There are countless people who struggle with chronic pain. Sometimes the pain is caused from a medical condition and sometimes it’s a result of experiencing damage to the body through an accident or abuse.
Most people are familiar with dealing with the stress of the pain that feel in their body. But, chronic pain doesn’t simply affect the body. It can also impact how you feel emotionally.
It’s perfectly normal when you’re dealing with long term pain to experience anger about what you’re going through. It’s also normal to get upset when others have a hard time understand the level of pain you’re experiencing.
If it’s left untreated, chronic pain can wear on a person so deeply that they can begin to feel depressed. Modern medicine tries to offer relief from chronic pain but in many cases, can only medicate the symptom rather than actually treat the condition.
You need something more than that. By using mindfulness, not only can you find relief for your physical symptoms, but you can also find help for the emotional side effects that are common when you have to live with chronic pain.
When you practice the techniques in mindfulness, it can help ease the way that your body feels pain. What mindfulness does is teach people to focus on the sensations of the body along with the emotional feelings when they’re struggling with pain.
This approach is in direct contradiction to the way that some treatments suggest not thinking about the pain. But not thinking about can actually add to the stress, which can cause even more pain.
By learning mindfulness, you can decrease the pain and gain a sense of peace as well. With mindfulness, you find a quiet place and focus on each part of your body and how it feels in regards to the pain.
You don’t judge the pain and you don’t fight it. You don’t view it as something negative either. You just simply become aware of it. While you’re sitting, concentrate on how your body feels in connection with whatever it is that you’re sitting on.
Become aware of the chair and how the floor feels beneath your feet. Picture each area of your body relaxing. Keep your focus centered on your body and don’t view the pain as anything other than a neutral thing within you.
While you’re focused on your body, slowly go over each area of your body. Focus only on that part. Become aware of the senses dealing with that part – such as whether or not it’s cold or warm.

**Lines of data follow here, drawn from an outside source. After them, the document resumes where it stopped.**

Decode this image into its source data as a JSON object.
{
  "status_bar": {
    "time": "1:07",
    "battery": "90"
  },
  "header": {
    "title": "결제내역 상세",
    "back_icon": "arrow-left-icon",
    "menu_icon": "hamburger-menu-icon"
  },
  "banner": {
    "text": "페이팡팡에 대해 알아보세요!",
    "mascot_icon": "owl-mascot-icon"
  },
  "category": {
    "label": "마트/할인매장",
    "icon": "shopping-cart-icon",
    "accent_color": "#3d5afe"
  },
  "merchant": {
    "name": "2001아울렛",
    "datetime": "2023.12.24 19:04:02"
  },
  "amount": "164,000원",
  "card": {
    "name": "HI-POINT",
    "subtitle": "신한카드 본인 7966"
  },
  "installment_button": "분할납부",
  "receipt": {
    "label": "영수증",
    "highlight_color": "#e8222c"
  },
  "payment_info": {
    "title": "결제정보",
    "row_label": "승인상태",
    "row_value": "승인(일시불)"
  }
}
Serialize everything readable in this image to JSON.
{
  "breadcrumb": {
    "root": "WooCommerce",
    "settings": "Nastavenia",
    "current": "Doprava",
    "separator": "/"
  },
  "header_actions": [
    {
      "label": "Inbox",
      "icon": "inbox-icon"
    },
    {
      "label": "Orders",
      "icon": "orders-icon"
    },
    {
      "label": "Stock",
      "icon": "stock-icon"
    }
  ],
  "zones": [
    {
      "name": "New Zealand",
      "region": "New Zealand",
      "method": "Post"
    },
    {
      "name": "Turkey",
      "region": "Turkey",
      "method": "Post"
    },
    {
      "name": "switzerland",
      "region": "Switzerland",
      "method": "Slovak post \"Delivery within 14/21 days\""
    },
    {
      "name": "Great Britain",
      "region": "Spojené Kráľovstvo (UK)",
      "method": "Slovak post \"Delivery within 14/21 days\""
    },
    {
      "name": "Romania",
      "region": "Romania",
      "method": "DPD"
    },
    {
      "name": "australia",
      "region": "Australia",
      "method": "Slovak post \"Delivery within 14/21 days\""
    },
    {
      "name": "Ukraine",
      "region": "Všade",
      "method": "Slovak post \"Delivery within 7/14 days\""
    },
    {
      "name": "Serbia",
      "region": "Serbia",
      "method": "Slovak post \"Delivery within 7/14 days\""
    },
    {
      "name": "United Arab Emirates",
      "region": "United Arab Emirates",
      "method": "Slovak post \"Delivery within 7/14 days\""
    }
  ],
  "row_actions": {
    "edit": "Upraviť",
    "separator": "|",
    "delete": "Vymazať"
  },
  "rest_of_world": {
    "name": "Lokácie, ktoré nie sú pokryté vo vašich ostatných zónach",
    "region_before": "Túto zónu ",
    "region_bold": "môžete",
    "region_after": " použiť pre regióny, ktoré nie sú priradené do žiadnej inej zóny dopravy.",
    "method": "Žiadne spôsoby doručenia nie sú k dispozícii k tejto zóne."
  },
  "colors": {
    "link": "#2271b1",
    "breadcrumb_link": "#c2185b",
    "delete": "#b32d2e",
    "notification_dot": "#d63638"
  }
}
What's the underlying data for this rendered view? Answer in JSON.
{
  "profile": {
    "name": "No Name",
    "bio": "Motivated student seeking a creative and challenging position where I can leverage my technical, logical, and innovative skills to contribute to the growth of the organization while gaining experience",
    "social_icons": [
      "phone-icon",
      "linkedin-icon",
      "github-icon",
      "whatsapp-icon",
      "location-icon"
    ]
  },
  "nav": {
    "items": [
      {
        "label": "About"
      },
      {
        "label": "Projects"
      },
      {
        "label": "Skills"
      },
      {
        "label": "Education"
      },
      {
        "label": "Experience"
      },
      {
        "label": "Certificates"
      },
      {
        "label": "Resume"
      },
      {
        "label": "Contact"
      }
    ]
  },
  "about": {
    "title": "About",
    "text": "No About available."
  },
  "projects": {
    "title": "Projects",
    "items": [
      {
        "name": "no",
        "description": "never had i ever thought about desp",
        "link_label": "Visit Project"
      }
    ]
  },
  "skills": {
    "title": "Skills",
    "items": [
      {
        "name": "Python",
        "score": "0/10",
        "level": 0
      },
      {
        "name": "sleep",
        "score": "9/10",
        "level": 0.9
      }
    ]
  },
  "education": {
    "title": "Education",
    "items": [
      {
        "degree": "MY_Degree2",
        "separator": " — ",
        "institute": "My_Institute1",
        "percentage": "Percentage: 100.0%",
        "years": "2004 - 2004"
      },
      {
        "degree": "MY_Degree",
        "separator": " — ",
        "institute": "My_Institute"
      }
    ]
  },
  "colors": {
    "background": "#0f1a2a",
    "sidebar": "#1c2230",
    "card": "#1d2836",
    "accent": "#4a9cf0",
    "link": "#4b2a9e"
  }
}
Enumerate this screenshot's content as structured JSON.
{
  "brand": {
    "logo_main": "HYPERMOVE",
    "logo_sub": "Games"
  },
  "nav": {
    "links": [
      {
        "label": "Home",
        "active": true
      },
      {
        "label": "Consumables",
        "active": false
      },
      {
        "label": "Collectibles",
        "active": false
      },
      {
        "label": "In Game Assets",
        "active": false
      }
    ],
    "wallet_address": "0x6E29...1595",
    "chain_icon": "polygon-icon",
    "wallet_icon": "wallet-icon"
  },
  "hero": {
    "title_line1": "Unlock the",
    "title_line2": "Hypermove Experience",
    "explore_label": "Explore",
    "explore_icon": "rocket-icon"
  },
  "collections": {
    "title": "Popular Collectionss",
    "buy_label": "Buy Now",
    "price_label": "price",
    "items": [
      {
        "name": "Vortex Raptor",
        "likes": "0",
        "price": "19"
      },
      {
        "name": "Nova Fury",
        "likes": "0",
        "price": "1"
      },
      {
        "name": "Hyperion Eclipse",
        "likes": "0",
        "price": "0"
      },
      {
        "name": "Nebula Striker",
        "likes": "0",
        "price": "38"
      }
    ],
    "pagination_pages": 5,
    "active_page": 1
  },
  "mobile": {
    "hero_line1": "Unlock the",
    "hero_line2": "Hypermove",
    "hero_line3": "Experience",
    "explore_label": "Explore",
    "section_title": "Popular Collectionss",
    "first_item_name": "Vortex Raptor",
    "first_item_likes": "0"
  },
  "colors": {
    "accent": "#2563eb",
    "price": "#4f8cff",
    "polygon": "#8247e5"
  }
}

If it feels free or restricted, if it’s against something soft or hard. The goal is to concentrate only on the senses rather than what the pain is doing in that area. After you practice mindfulness on each part of your body, slowly take in the whole body by becoming completely aware.
The mindfulness will help you be able to handle the pain emotionally and relax from the stress, which brings physical relief.